As part of the study, samples from 12 swimming pools (two public, nine domestic, and one outdoor public) were tested, with measures taken on several occasions. Each sample included its own ambient situation—high leaf matter, different chlorination methods, frequent public use—thus guaranteeing realistic sensor challenges.

While a chlorine over-dosage can have adverse effects on the health of the eyes, skin, and immune system, an under-dosage poses the risk of infection for swimmers.

According to Stephen Thornton, a research collaborator from Tekelek Australia, the new microchip exhibits mass potential for both public and private swimming pools.

Right now, the need to stay healthy is paramount for us all, and while we generally feel safe in our own backyard, we must remember that all swimming pools need to be accurately and efficiently monitored to ensure water safety. Partnering with UniSA has meant that we’ve been able to develop a product that truly meets the needs of the market, while also ensuring public health and safety.

Stephen Thornton, Tekelek Australia

At present, the researchers are in the final stages of creating the microchip with industry and hope to make it available on the market soon.

Journal Reference:

Elmas, S., et al. (2020) Photometric Sensing of Active Chlorine, Total Chlorine, and pH on a Microfluidic Chip for Online Swimming Pool Monitoring. Sensors.

Tell Us What You Think

Do you have a review, update or anything you would like to add to this news story?

Leave your feedback
Your comment type

While we only use edited and approved content for Azthena answers, it may on occasions provide incorrect responses. Please confirm any data provided with the related suppliers or authors. We do not provide medical advice, if you search for medical information you must always consult a medical professional before acting on any information provided.

Your questions, but not your email details will be shared with OpenAI and retained for 30 days in accordance with their privacy principles.

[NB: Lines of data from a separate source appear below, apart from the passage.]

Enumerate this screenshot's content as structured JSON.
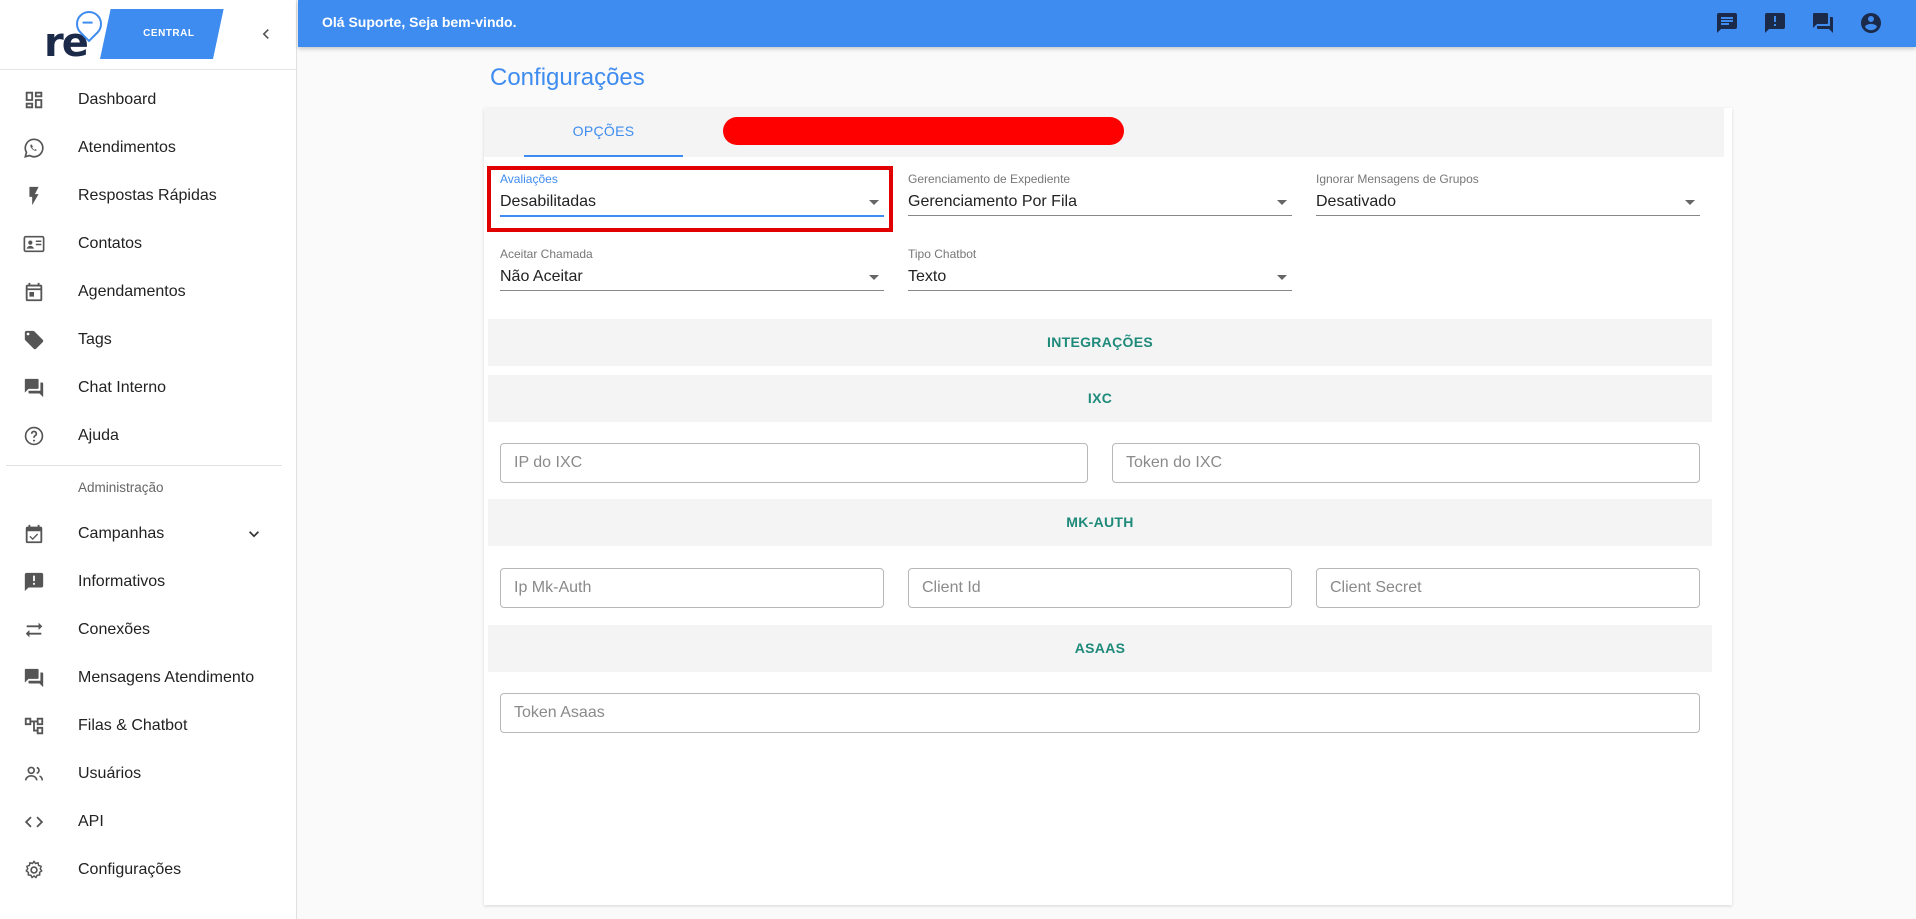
{
  "app": {
    "logo_text": "re",
    "logo_label": "CENTRAL",
    "greeting": "Olá Suporte, Seja bem-vindo."
  },
  "sidebar": {
    "items": [
      {
        "label": "Dashboard",
        "icon": "dashboard-icon"
      },
      {
        "label": "Atendimentos",
        "icon": "whatsapp-icon"
      },
      {
        "label": "Respostas Rápidas",
        "icon": "flash-icon"
      },
      {
        "label": "Contatos",
        "icon": "contact-card-icon"
      },
      {
        "label": "Agendamentos",
        "icon": "calendar-icon"
      },
      {
        "label": "Tags",
        "icon": "tag-icon"
      },
      {
        "label": "Chat Interno",
        "icon": "forum-icon"
      },
      {
        "label": "Ajuda",
        "icon": "help-icon"
      }
    ],
    "admin_header": "Administração",
    "admin_items": [
      {
        "label": "Campanhas",
        "icon": "event-available-icon"
      },
      {
        "label": "Informativos",
        "icon": "announcement-icon"
      },
      {
        "label": "Conexões",
        "icon": "sync-alt-icon"
      },
      {
        "label": "Mensagens Atendimento",
        "icon": "forum-icon"
      },
      {
        "label": "Filas & Chatbot",
        "icon": "account-tree-icon"
      },
      {
        "label": "Usuários",
        "icon": "people-icon"
      },
      {
        "label": "API",
        "icon": "code-icon"
      },
      {
        "label": "Configurações",
        "icon": "settings-icon"
      }
    ]
  },
  "page": {
    "title": "Configurações",
    "tab": "OPÇÕES"
  },
  "fields": {
    "avaliacoes": {
      "label": "Avaliações",
      "value": "Desabilitadas"
    },
    "expediente": {
      "label": "Gerenciamento de Expediente",
      "value": "Gerenciamento Por Fila"
    },
    "grupos": {
      "label": "Ignorar Mensagens de Grupos",
      "value": "Desativado"
    },
    "chamada": {
      "label": "Aceitar Chamada",
      "value": "Não Aceitar"
    },
    "chatbot": {
      "label": "Tipo Chatbot",
      "value": "Texto"
    }
  },
  "sections": {
    "integracoes": "INTEGRAÇÕES",
    "ixc": "IXC",
    "mkauth": "MK-AUTH",
    "asaas": "ASAAS"
  },
  "inputs": {
    "ixc_ip": {
      "placeholder": "IP do IXC",
      "value": ""
    },
    "ixc_token": {
      "placeholder": "Token do IXC",
      "value": ""
    },
    "mk_ip": {
      "placeholder": "Ip Mk-Auth",
      "value": ""
    },
    "mk_client_id": {
      "placeholder": "Client Id",
      "value": ""
    },
    "mk_client_secret": {
      "placeholder": "Client Secret",
      "value": ""
    },
    "asaas_token": {
      "placeholder": "Token Asaas",
      "value": ""
    }
  },
  "colors": {
    "primary": "#3f8cf0",
    "section_text": "#1e8a7a",
    "highlight": "#e00000"
  }
}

Please do not ask questions that use sensitive or confidential information.

Read the full Terms & Conditions.